President Joe Biden’s Department of Justice dropped charges against Gang Chen, a Massachusetts Institute of Technology professor indicted under the Trump administration for concealing financial ties to the Chinese Communist Party while receiving federal research grants from the U.S.
Federal prosecutors’ decision to drop the case follows the White House tapping another professor from the Massachusetts Institute of Technology (MIT), Elisabeth Reynolds, for a senior post on the National Economic Council (NEC).
The National Pulse has previously revealed Reynolds’s link to Chen beyond working for the same university: she attended a 2017 conference in China alongside Chen where MIT professors were advising the Chinese Communist Party on economic and technological developments.
Organizers hope that local startups will be inspired or find some valuable technologies through the speeches, according to the district government. […] The Americans are giving guidance and suggestions to entrepreneurs and company officials based in Yangpu during the conference.
Shanghai officials ultimately “signed an agreement with MIT to act as a bridge between Yangpu-based companies and the MIT Industrial Liaison Program, which helps enterprises to find appropriate resources from the university’s five colleges and 33 departments.”
“The Yangpu government has ‘top level’ membership on the MIT program, while local companies can opt to pay a membership fee to have a ‘second membership,’ allowing them to seek help and suggestions from MIT professionals anytime,” the summary adds.
Under the Trump administration, the Department of Justice alleged that since 2012, Chen has acted as an “overseas expert” for the Chinese Communist Party at the request of the government’s New York Consulate and has received approximately $29 million in foreign funding.
Despite working in the U.S. and receiving taxpayer dollars to fund his research, Gang Chen simultaneously was “promoting China’s technological and scientific development by providing advice and expertise — sometimes directly to Chinese government officials — and often in exchange for financial compensation,” according to the original charges.
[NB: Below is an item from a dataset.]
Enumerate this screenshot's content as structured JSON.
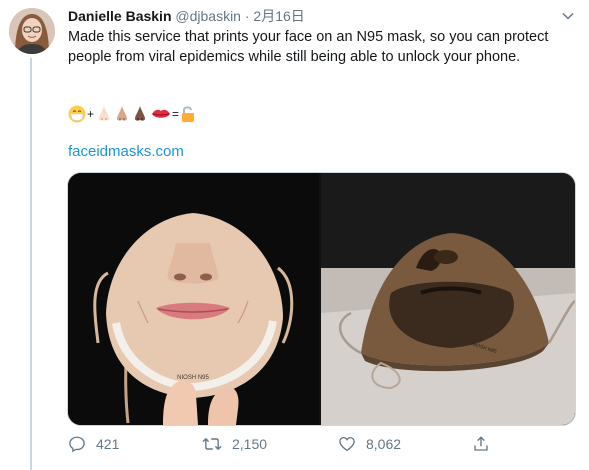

“After a careful assessment of this new information in the context of all the evidence, our office has concluded that we can no longer meet our burden of proof at trial,” U.S. Attorney Rachael Rollins, the top federal prosecutor in Massachusetts, said. “As prosecutors, we have an obligation in every matter we pursue to continually examine the facts while being open to receiving and uncovering new information.”
The dismissal also follows professors from Stanford University lobbying the DOJ to halt its “China Initiative”: a Trump-era program targeting Chinese Communist Party-linked academics exploiting American universities for intellectual property theft and espionage.